Charter Schools and Inequality
Early proponents of charter schools, over a decade ago argued that these human-scale organizations would help close the achievement gap. Liberated from downtown bureaucracy and voluminous state rules, charter schools would craft crisp educational missions, respond to diverse parents, and create tighter communities to strengthen motivation among students and teachers alike.
Underlying these hopeful claims is the assumption that charter schools can avoid the wide differences in financing, teacher quality, and student support that beset the nation’s disparate public schools. Unless charter enthusiasts can escape deep-seated structural constraints, these independent schools may reproduce stratified layers of student performance, just like garden-variety public schools. On the other hand, if charter educators can deliver on their promises of spirited community and effectiveness, they may raise children’s learning curves.

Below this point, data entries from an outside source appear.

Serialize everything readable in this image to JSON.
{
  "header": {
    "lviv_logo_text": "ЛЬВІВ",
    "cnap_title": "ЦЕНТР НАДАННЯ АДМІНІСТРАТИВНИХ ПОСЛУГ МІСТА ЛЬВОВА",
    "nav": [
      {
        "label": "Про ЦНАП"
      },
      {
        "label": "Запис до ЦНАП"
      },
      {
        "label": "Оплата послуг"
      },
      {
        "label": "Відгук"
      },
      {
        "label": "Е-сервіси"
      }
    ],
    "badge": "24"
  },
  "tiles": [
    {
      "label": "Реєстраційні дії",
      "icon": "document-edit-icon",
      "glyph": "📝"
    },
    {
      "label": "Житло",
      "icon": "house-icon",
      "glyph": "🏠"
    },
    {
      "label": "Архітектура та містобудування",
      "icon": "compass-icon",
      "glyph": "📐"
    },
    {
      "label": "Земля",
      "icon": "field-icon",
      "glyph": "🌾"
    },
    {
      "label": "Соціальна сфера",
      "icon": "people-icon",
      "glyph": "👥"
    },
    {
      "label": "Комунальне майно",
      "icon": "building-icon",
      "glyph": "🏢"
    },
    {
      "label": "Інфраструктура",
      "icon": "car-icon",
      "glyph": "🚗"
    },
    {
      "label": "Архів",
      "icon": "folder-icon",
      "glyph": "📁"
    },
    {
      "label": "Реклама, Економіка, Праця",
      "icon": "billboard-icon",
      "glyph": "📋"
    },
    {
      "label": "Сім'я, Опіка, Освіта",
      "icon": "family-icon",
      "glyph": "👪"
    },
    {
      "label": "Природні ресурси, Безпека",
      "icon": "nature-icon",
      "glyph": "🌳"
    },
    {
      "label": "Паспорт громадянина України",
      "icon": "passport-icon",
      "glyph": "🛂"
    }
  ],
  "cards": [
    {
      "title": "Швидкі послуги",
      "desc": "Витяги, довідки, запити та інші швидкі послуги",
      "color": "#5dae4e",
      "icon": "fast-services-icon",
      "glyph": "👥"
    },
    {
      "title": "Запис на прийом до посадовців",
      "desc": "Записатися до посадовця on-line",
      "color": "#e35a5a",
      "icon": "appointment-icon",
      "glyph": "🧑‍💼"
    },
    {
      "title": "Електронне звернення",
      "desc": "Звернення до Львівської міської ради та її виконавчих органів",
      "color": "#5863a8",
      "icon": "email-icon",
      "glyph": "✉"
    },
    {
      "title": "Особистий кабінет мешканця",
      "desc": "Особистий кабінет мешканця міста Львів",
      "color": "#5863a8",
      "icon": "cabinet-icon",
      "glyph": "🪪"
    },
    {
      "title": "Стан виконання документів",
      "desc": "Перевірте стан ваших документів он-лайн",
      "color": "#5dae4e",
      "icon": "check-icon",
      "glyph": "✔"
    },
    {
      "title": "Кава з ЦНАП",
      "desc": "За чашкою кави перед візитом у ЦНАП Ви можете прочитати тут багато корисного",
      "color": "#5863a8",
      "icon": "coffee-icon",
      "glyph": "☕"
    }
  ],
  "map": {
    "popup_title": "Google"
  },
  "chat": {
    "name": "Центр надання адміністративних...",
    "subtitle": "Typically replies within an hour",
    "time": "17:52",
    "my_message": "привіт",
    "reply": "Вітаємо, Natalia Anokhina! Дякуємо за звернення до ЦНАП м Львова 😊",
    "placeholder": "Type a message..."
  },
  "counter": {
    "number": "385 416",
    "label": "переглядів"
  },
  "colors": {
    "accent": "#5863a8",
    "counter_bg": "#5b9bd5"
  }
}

Only recently have national data become available to illuminate similarities and differences among charter schools. The National Center for Educational Statistics (NCES) surveyed principals from a (weighted) sample 1,010 charter schools during the 1999–2000 school year, along with 2,847 teachers in the same schools. This represents 86% of all charter schools that were operating in the prior year. These survey data, released to research teams in fall 2002, also now allow comparison between charter and regular public schools.